We’ve talked about this before: For a classical pianist, a digital piano is in no way a substitute for a traditional acoustic piano.
But despite the tendency of piano teachers to faint at the thought of using a digital piano to play Beethoven, the fact is that lots of kids are learning on digital keyboards. So let’s look at the bright side today: Classical pianists who have electronic keyboards can actually find many ways to benefit from their features when practicing.
Benefits of Digital Pianos for Classical Pianists and Students
So yes, we know: A good quality grand piano or baby grand piano is essential for a serious classical pianist. However, a digital piano has some surprising uses in a classical music studio, including experimenting with voices and evaluating technique.
- Even Action: The action of a digital keyboard is so even that it reveals any irregularities in the pianist’s technique, especially in fast even passages. This is evident when the pianist records a selection, using the recording function available in most digital keyboards. Very few acoustic pianos have such even action, especially at the lower prices.
- Precision: It doesn’t take as much pressure for a key to go down on a digital piano, activating the electronics that make a noise. Practicing on such a sensitive keyboard makes pianists more careful and more accurate, because it forces them to avoid sloppily hooking onto and grabbing a second note when making moves, playing chords, or handling fast technical passages.
- Playing and Practicing Duet Parts: Using the keyboard’s metronome and recording capability, the pianist can play and record one voice at a time, then play another part over it. .
- Experimenting with Sound. Try using the keyboard’s many voices. Melodic lines played by different instrument voices will suggest different ways to conceive, shape, and phrase: the phrase. A piece of music sounds very different when played by a trumpet, flute, or harpsichord.
- Voicings: Play a Bach piece using the organ voicing, the harpsichord voicing, and other piano voicings. Play a Two-part Invention using the digital piano’s split voice function, i.e.: play the piece using one instrument voice in the bass and another instrument voice in the treble.
- Composing: Keyboards can be used in tandem with computers for composing. Compositions can be played into the keyboard and notated by the computer.
- Head-phones: For young musicians, city dwellers, and those sharing living quarters with room-mates, a digital keyboard can be used for late-night practice in an apartment.

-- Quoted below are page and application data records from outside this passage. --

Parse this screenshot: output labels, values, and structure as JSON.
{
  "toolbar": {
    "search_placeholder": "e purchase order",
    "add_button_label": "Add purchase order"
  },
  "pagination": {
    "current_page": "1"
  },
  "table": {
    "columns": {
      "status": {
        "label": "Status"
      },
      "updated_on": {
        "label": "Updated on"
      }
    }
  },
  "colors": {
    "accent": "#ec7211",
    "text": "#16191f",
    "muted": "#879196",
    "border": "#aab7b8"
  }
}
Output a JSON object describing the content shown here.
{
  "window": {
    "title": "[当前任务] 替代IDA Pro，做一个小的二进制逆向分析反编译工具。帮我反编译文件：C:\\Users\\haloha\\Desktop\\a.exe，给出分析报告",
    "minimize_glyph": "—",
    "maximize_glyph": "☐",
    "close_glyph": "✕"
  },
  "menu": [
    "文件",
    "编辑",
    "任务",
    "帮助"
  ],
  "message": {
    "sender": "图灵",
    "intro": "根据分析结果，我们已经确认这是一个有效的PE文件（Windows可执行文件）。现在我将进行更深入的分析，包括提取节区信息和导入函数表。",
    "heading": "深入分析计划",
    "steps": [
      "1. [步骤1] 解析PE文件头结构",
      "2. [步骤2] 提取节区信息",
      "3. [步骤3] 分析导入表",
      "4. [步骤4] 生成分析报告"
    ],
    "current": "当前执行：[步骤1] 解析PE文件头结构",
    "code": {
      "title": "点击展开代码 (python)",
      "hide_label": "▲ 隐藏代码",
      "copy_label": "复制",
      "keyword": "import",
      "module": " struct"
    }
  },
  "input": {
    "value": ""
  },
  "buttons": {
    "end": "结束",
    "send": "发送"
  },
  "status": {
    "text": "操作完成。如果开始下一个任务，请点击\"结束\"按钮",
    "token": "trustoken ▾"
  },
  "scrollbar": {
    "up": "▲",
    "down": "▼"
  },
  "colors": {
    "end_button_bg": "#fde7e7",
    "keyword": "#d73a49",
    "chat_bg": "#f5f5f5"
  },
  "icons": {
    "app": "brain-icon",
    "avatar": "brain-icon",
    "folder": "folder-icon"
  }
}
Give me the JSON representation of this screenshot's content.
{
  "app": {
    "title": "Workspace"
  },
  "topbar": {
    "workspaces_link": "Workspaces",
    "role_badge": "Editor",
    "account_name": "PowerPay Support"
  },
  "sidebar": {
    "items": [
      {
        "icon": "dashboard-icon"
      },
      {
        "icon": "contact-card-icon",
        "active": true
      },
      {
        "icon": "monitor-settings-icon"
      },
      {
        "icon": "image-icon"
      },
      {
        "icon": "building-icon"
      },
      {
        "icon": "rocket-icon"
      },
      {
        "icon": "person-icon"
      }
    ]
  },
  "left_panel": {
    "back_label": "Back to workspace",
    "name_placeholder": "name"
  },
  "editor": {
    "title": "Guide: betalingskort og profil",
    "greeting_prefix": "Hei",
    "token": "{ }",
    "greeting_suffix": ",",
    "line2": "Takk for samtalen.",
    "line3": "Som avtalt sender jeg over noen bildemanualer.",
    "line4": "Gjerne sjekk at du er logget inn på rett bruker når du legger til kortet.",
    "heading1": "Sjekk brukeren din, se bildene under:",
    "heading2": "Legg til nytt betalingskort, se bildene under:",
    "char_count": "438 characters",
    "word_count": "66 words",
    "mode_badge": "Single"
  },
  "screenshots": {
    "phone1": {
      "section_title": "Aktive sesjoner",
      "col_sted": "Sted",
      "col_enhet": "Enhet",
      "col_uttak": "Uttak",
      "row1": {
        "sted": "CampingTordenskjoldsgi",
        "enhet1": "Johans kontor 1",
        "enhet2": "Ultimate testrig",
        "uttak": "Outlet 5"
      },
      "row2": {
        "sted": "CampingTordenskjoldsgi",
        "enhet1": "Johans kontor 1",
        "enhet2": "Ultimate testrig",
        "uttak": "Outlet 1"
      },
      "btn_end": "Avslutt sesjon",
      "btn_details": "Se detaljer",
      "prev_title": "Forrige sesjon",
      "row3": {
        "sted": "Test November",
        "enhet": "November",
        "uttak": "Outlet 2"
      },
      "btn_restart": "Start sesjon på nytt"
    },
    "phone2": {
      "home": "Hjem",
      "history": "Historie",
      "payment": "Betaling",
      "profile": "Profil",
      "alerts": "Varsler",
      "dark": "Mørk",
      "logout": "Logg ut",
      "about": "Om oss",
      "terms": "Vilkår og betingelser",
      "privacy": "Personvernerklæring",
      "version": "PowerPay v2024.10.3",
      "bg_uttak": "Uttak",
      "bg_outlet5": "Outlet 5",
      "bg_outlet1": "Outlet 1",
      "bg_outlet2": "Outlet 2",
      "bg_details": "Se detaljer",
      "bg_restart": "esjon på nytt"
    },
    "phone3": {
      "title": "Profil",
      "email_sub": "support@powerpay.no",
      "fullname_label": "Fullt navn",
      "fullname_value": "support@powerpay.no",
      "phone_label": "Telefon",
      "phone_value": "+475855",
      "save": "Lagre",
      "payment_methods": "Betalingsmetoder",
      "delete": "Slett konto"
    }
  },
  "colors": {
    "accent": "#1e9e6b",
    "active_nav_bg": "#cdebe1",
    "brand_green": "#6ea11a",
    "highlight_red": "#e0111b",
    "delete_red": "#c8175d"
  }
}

- Price and Value: A digital piano suitable for use as a classical instrument runs $1000 – $3000; sometimes more. The cheapest new acoustic uprights start at about $3000; at this price, many pianists feel that the digital keyboard plays better and gives more value.
Limitations of Digital Keyboards for Classical Pianists
The main problems with a digital keyboard are the touch and tone, including the lack of overtones.
- Action: Digital pianos lack the feel of a “real” piano. The closest most get (even with so called “weighted grand piano hammer action”) is mimicking the feel of an inexpensive upright. This makes them a poor substitute when it comes to dynamic control and voicing.
- Tone: Closely related is the problem of tones and overtones: Digital piano sounds are recorded. The recordings mimic and copy the overtones of a piano, but the overtones themselves don’t exist. In an acoustic piano, overtones sound in relation to other notes. The sounds a pianist gets on an acoustic instrument, especially when pedaling, are completely different than what is available from a digital keyboard.
- Pedaling Issues: Subtleties are lost on a digital piano. On a digital, the pedals go on or off. On an acoustic piano, there are several gradations in between.
- Heft and Weight: It’s a different experience to sit down at an acoustic piano and put true arm weight into a big concert piece. It’s difficult to put the same physicality into a lightweight instrument that moves around when it is played too hard.
The bottom line: A digital piano is not a substitute for an acoustic piano. But while digital pianos are not used in classical performances, they can be a useful addition to the classical pianist’s music room.
For more information: Acoustic Pianos versus Digital Pianos.